Between 1996 and 2008, the number of websites increased from 100,000 to over 162 million. This happened for two reasons. First, the generation that grew up with the first personal computers and video game systems went to college and began to learn how to use the Internet for networks around the world. This led to the creation of the first major web development programs that handed over web development to ordinary people. Secondly, Amazon and eBay started showing profits from their web-based business platforms. When this profit appeared, other companies began to notice it and rushed to create their web pages.

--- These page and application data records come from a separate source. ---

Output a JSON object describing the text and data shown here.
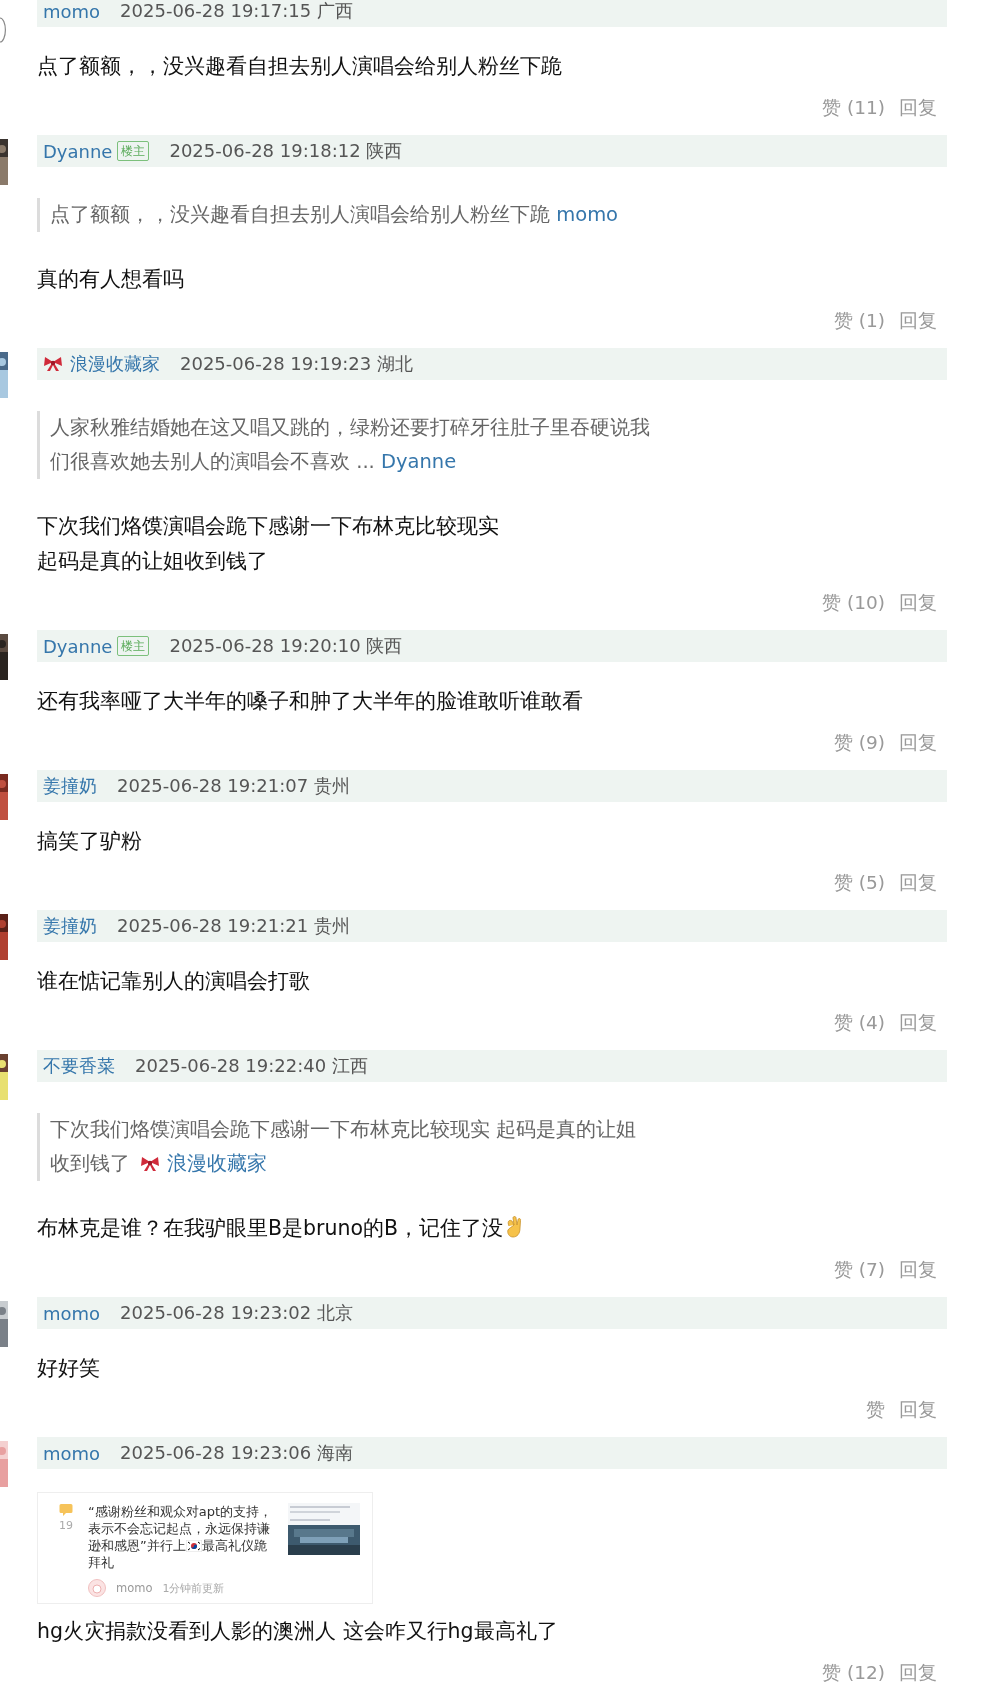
{
  "comments": [
    {
      "author": "momo",
      "bow": false,
      "time": "2025-06-28 19:17:15",
      "location": "广西",
      "body": [
        "点了额额，，没兴趣看自担去别人演唱会给别人粉丝下跪"
      ],
      "emoji_end": false,
      "like": "赞 (11)",
      "reply": "回复"
    },
    {
      "author": "Dyanne",
      "badge": "楼主",
      "bow": false,
      "time": "2025-06-28 19:18:12",
      "location": "陕西",
      "quote": {
        "lines": [
          "点了额额，，没兴趣看自担去别人演唱会给别人粉丝下跪"
        ],
        "author": "momo",
        "bow": false
      },
      "body": [
        "真的有人想看吗"
      ],
      "emoji_end": false,
      "like": "赞 (1)",
      "reply": "回复"
    },
    {
      "author": "浪漫收藏家",
      "bow": true,
      "time": "2025-06-28 19:19:23",
      "location": "湖北",
      "quote": {
        "lines": [
          "人家秋雅结婚她在这又唱又跳的，绿粉还要打碎牙往肚子里吞硬说我",
          "们很喜欢她去别人的演唱会不喜欢 ..."
        ],
        "author": "Dyanne",
        "bow": false
      },
      "body": [
        "下次我们烙馍演唱会跪下感谢一下布林克比较现实",
        "起码是真的让姐收到钱了"
      ],
      "emoji_end": false,
      "like": "赞 (10)",
      "reply": "回复"
    },
    {
      "author": "Dyanne",
      "badge": "楼主",
      "bow": false,
      "time": "2025-06-28 19:20:10",
      "location": "陕西",
      "body": [
        "还有我率哑了大半年的嗓子和肿了大半年的脸谁敢听谁敢看"
      ],
      "emoji_end": false,
      "like": "赞 (9)",
      "reply": "回复"
    },
    {
      "author": "姜撞奶",
      "bow": false,
      "time": "2025-06-28 19:21:07",
      "location": "贵州",
      "body": [
        "搞笑了驴粉"
      ],
      "emoji_end": false,
      "like": "赞 (5)",
      "reply": "回复"
    },
    {
      "author": "姜撞奶",
      "bow": false,
      "time": "2025-06-28 19:21:21",
      "location": "贵州",
      "body": [
        "谁在惦记靠别人的演唱会打歌"
      ],
      "emoji_end": false,
      "like": "赞 (4)",
      "reply": "回复"
    },
    {
      "author": "不要香菜",
      "bow": false,
      "time": "2025-06-28 19:22:40",
      "location": "江西",
      "quote": {
        "lines": [
          "下次我们烙馍演唱会跪下感谢一下布林克比较现实 起码是真的让姐",
          "收到钱了"
        ],
        "author": "浪漫收藏家",
        "bow": true
      },
      "body": [
        "布林克是谁？在我驴眼里B是bruno的B，记住了没"
      ],
      "emoji_end": true,
      "like": "赞 (7)",
      "reply": "回复"
    },
    {
      "author": "momo",
      "bow": false,
      "time": "2025-06-28 19:23:02",
      "location": "北京",
      "body": [
        "好好笑"
      ],
      "emoji_end": false,
      "like": "赞",
      "reply": "回复"
    },
    {
      "author": "momo",
      "bow": false,
      "time": "2025-06-28 19:23:06",
      "location": "海南",
      "card": {
        "count": "19",
        "title_before_flag": "“感谢粉丝和观众对apt的支持，表示不会忘记起点，永远保持谦逊和感恩”并行上",
        "title_after_flag": "最高礼仪跪拜礼",
        "author": "momo",
        "updated": "1分钟前更新"
      },
      "body": [
        "hg火灾捐款没看到人影的澳洲人 这会咋又行hg最高礼了"
      ],
      "emoji_end": false,
      "like": "赞 (12)",
      "reply": "回复"
    }
  ]
}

Now e-commerce and the Internet as a whole show no signs of stopping. Back in 2010, Google estimated the total amount of all data stored on the Internet at 5 million terabytes, which is slightly more than a billion standard DVDs. While the world as a whole continues to accept the Internet, Google’s executive chairman Eric Schmidt believes that by 2020 everyone on Earth can access the network. It may not be that difficult. Internet World Stats predicts that by the same year, Internet coverage will be around 80%.
Disabling the World Wide Web is completely impossible. So, at least, many experts believe. In support of their words, they cite the following thesis: the Internet cannot be turned off entirely since network routers do not have a single external control.

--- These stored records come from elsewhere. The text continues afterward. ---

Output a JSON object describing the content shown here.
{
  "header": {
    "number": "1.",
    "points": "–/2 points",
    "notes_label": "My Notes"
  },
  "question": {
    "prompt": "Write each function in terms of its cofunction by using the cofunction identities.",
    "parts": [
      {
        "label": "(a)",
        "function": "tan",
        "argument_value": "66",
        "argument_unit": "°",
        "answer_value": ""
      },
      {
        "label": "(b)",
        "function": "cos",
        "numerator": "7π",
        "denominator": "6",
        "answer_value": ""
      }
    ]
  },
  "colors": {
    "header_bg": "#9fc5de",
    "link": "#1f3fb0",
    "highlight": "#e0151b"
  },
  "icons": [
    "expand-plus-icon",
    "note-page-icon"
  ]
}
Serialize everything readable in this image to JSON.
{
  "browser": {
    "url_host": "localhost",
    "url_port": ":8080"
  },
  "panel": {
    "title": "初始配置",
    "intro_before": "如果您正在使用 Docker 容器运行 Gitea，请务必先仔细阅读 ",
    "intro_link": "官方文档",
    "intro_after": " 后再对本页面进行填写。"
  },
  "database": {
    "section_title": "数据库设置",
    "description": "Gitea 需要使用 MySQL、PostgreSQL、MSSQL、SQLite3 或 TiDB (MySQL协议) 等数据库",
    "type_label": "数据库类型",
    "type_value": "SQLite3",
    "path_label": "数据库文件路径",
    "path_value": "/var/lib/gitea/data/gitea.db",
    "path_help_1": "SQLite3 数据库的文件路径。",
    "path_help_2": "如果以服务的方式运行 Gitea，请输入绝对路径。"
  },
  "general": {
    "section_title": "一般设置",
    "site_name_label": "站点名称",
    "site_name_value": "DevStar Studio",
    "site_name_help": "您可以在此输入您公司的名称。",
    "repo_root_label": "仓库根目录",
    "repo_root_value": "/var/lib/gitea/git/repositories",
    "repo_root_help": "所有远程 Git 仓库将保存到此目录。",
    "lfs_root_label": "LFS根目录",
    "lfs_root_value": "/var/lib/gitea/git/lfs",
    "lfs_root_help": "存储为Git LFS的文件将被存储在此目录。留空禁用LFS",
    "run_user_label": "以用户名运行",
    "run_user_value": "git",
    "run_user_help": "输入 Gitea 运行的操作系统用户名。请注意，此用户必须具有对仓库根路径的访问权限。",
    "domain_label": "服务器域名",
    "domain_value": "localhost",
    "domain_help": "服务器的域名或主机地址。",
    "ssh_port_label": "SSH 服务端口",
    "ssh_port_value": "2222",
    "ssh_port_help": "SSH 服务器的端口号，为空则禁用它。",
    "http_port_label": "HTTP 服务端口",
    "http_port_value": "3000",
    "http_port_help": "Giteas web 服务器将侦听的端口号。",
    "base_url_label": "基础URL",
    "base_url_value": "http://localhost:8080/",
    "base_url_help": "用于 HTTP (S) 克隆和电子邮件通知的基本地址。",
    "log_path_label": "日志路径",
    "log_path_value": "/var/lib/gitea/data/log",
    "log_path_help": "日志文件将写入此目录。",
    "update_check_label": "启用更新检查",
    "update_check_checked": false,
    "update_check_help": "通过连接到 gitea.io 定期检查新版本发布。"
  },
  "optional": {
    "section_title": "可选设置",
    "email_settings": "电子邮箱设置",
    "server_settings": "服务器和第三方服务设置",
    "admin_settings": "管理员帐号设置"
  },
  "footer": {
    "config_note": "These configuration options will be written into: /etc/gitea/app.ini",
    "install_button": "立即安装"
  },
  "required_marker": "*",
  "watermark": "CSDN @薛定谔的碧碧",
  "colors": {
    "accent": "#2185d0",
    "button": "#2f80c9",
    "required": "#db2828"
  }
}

However, in 2012, the popular hacker group Anonymous promised to “put” the entire Internet in the world, killing 13 root DNS servers. This attempt was unsuccessful, confirming that the experts were right: “The caching system works in such a way that even if all 13 servers are completely disabled (in fact, there are dozens of data centres, so the possibility is purely hypothetical), then to completely cut off all requests, you need to flood the root servers for 48 hours.” The last time an attack was made on the DNS infrastructure (in 2007), attackers managed to make only 2 out of 13 root servers inaccessible.
Interestingly, the International Internet Day is celebrated on April 4 – the day of the death of St. Isidore of Seville, the patron saint of pupils and students, who wrote the first-ever encyclopedia of Etymologiae in 20 volumes. Besides, date 4.04 resembles a common 404 error.